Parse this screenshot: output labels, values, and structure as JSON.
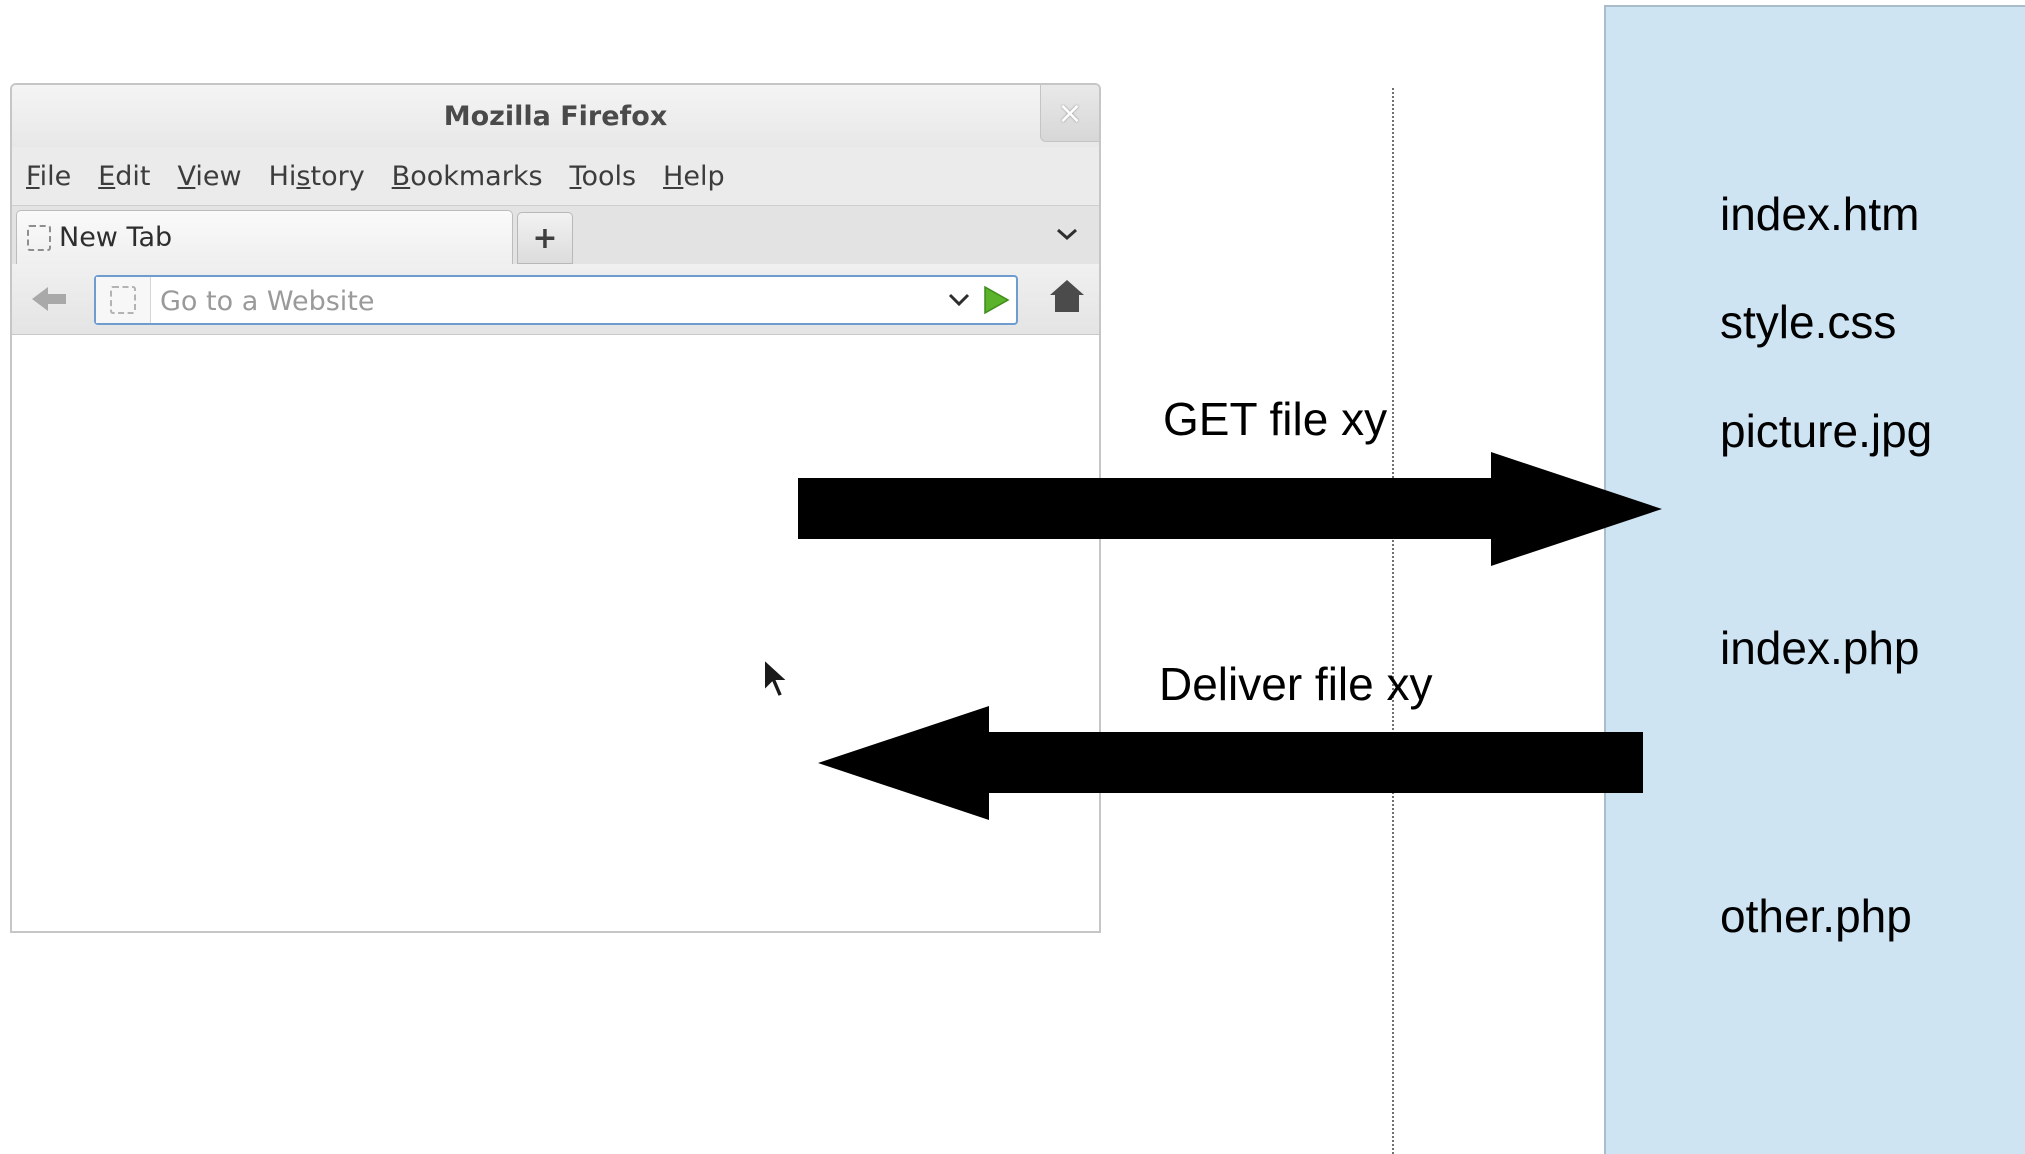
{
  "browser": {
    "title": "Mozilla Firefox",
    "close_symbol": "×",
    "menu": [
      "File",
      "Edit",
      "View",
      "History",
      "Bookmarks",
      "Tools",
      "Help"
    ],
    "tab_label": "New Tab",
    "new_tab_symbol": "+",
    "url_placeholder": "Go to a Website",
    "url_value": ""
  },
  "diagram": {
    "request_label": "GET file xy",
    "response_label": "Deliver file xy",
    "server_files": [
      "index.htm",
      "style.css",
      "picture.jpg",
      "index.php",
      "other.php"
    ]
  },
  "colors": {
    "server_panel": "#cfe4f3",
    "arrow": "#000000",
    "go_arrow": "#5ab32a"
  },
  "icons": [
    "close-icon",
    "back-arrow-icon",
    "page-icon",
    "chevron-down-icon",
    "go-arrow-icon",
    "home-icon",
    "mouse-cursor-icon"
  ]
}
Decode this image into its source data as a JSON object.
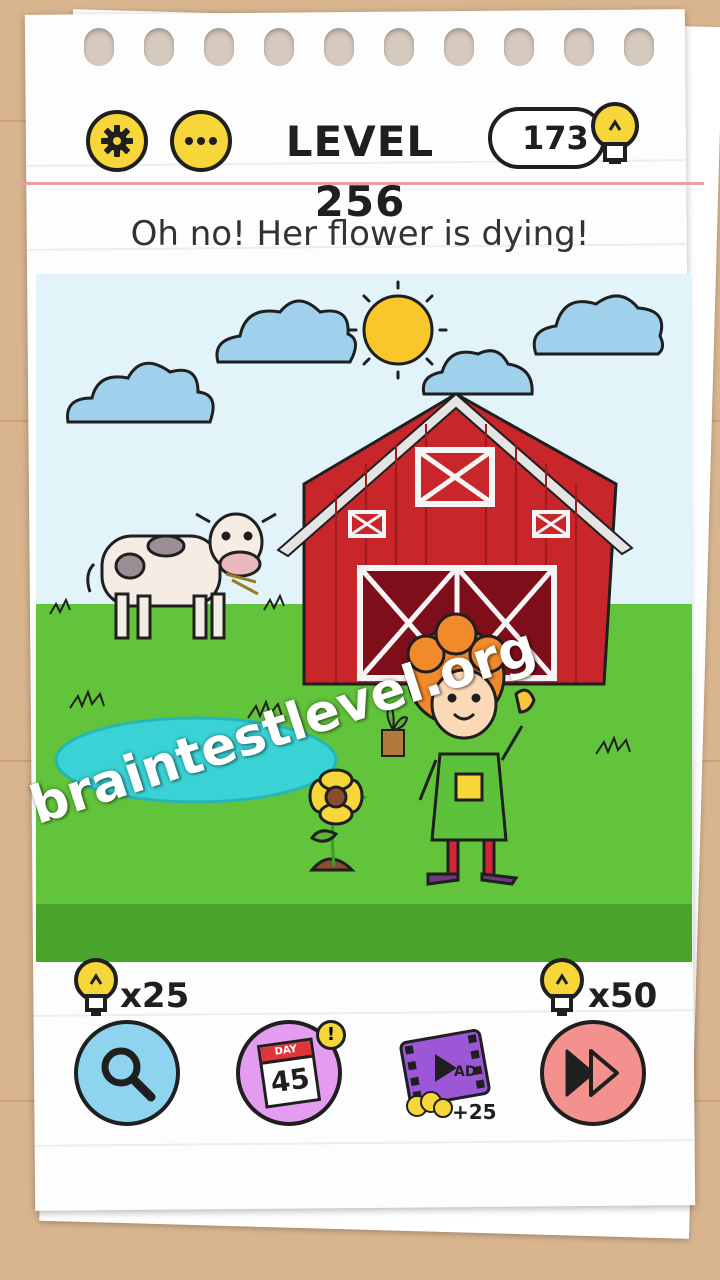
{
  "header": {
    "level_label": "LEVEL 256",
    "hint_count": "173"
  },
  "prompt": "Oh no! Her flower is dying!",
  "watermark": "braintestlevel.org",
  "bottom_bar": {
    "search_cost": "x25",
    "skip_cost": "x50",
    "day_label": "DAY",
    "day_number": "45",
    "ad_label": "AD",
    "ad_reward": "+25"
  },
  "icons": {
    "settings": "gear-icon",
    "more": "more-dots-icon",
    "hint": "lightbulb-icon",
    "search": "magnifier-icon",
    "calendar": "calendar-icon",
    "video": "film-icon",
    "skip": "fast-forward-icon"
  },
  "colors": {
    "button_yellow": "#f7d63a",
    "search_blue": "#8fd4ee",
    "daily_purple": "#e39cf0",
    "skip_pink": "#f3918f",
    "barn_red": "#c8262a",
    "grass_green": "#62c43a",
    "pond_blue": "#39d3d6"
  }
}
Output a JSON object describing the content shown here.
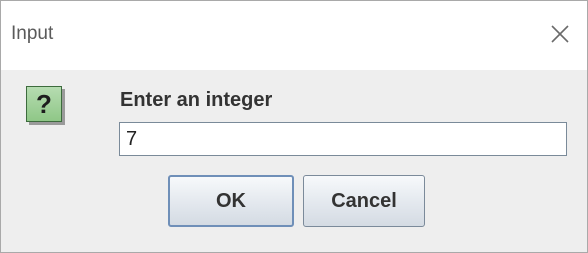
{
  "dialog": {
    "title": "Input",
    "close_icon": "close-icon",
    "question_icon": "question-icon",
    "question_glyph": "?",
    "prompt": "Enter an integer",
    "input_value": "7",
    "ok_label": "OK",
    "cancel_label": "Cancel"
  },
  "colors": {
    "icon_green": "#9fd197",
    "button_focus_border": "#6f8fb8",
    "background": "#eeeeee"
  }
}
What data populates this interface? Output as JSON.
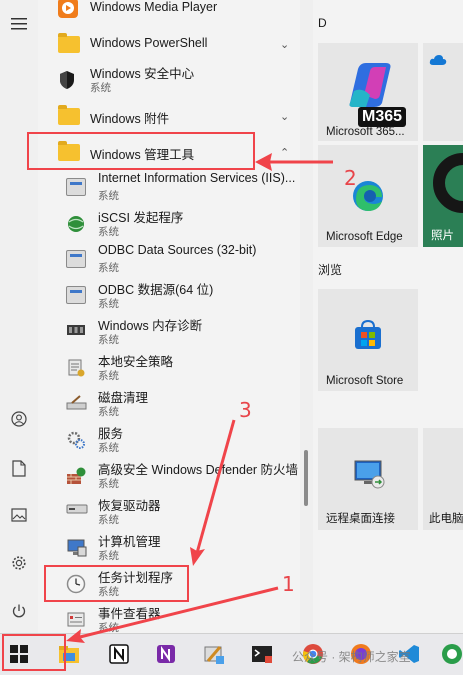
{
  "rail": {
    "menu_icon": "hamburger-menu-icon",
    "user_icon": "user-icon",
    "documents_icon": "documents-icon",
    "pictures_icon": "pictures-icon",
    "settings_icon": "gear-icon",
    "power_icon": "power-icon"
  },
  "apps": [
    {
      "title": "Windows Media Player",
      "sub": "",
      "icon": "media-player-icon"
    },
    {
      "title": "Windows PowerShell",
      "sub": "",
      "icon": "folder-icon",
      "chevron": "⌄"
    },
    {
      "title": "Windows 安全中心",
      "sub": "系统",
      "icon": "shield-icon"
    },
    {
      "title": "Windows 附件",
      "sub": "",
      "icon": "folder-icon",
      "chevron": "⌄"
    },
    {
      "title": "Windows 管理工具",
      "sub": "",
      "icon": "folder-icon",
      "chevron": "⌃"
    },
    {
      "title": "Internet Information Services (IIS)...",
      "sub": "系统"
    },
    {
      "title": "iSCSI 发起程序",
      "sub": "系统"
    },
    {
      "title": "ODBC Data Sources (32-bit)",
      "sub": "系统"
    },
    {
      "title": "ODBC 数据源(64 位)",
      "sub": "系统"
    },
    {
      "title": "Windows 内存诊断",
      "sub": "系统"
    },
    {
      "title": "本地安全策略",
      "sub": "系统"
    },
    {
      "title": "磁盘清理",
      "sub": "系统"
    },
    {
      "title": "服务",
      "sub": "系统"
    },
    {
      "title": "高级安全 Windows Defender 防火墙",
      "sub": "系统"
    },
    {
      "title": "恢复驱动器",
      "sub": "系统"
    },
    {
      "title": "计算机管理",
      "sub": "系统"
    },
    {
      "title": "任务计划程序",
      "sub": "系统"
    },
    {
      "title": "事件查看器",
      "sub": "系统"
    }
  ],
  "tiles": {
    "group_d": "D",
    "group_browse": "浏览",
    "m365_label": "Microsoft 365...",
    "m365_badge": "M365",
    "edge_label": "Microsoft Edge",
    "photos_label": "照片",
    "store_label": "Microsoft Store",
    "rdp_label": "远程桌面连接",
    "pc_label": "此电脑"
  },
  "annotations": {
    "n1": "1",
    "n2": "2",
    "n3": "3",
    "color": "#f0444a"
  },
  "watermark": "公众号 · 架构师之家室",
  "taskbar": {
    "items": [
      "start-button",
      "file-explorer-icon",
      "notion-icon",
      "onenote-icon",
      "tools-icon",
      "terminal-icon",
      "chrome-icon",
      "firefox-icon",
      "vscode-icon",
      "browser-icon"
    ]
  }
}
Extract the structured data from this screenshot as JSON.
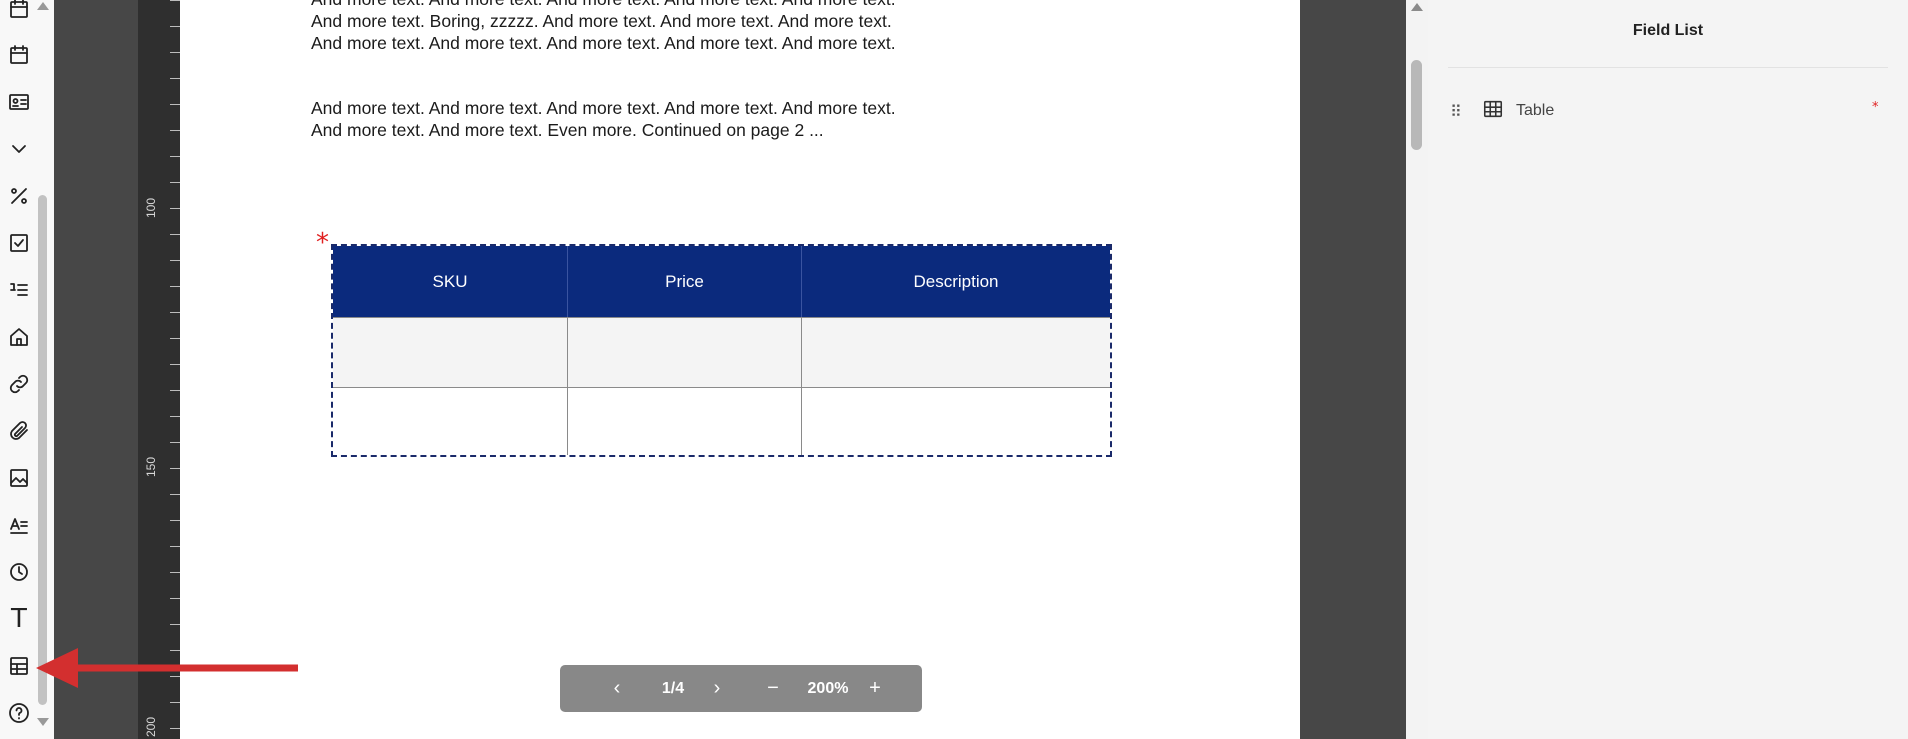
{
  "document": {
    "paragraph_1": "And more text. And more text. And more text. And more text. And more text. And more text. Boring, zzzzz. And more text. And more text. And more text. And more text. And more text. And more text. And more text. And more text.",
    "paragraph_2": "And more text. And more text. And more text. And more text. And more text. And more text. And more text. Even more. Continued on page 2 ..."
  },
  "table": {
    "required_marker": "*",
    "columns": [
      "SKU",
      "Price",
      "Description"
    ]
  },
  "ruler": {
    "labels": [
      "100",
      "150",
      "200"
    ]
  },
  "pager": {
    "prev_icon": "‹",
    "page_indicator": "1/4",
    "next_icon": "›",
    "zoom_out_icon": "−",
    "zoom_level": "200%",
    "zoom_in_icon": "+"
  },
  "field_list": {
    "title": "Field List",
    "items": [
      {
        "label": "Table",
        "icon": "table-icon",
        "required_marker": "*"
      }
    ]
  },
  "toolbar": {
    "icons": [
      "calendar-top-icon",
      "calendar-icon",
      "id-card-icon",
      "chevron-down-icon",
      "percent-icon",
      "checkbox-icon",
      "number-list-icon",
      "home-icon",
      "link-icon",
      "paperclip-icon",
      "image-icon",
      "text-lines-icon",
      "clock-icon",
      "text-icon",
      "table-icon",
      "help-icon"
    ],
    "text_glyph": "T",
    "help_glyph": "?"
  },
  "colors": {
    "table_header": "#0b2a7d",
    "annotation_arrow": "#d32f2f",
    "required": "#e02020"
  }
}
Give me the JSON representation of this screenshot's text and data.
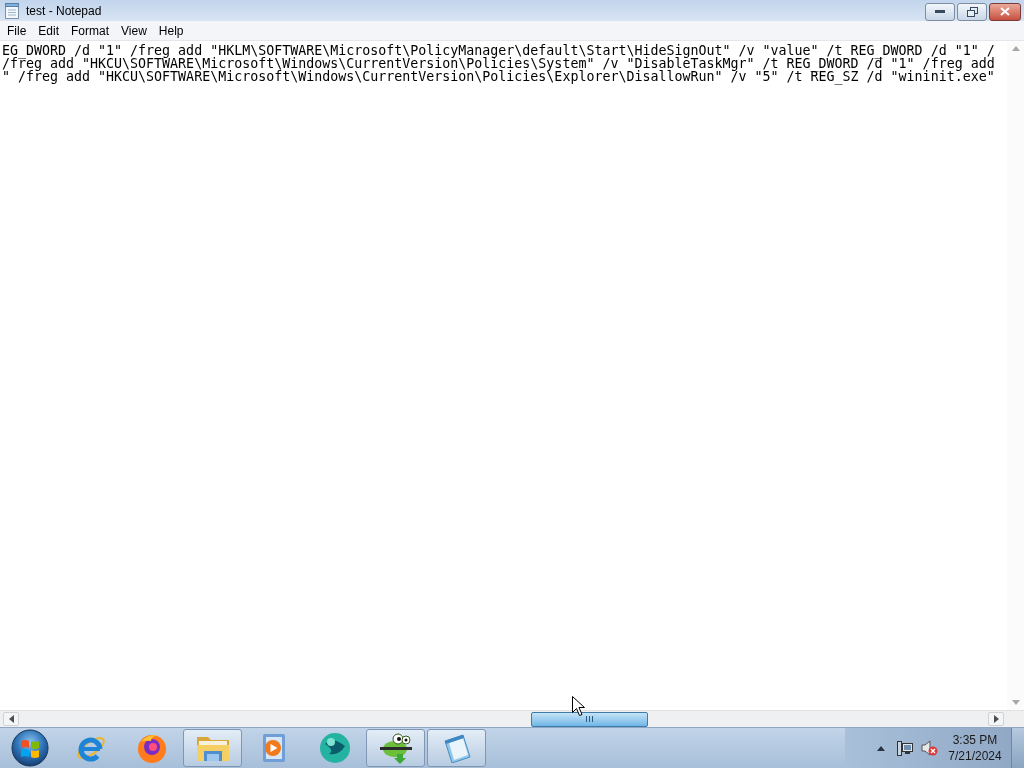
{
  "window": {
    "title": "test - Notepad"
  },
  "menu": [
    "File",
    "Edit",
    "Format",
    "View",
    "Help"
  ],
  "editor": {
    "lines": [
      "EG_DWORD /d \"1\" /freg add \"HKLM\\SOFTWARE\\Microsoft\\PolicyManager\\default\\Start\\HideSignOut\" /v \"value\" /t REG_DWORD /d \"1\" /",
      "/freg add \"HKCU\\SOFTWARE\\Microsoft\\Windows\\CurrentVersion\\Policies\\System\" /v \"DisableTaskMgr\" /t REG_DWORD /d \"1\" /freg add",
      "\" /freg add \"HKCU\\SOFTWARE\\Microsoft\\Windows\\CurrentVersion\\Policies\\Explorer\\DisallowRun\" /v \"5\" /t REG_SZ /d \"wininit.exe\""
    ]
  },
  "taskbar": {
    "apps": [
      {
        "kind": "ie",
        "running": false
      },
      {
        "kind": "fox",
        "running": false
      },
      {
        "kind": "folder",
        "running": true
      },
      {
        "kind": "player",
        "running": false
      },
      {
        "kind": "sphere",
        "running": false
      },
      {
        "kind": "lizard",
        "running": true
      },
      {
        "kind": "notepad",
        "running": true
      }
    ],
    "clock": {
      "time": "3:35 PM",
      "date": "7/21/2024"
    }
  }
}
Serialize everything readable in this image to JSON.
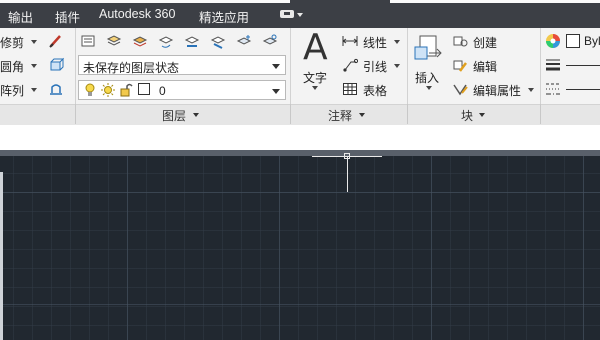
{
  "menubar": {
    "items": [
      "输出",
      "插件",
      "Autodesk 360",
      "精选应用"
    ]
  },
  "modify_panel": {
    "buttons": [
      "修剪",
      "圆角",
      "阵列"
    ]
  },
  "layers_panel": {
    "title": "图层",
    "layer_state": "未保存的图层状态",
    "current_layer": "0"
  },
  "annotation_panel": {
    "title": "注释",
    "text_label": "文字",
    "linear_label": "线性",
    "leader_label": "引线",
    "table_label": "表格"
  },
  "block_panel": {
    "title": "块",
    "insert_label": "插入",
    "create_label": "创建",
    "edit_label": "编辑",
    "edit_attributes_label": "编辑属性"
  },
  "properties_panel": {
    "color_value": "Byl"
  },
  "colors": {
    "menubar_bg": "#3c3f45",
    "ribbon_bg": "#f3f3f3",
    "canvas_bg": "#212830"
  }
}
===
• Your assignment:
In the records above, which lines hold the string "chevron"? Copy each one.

• Exercise solution:
    "chevron-down-icon",
      "chevron": "⌄"
      "chevron": "⌄"
      "chevron": "⌃"
      "chevron-down-icon",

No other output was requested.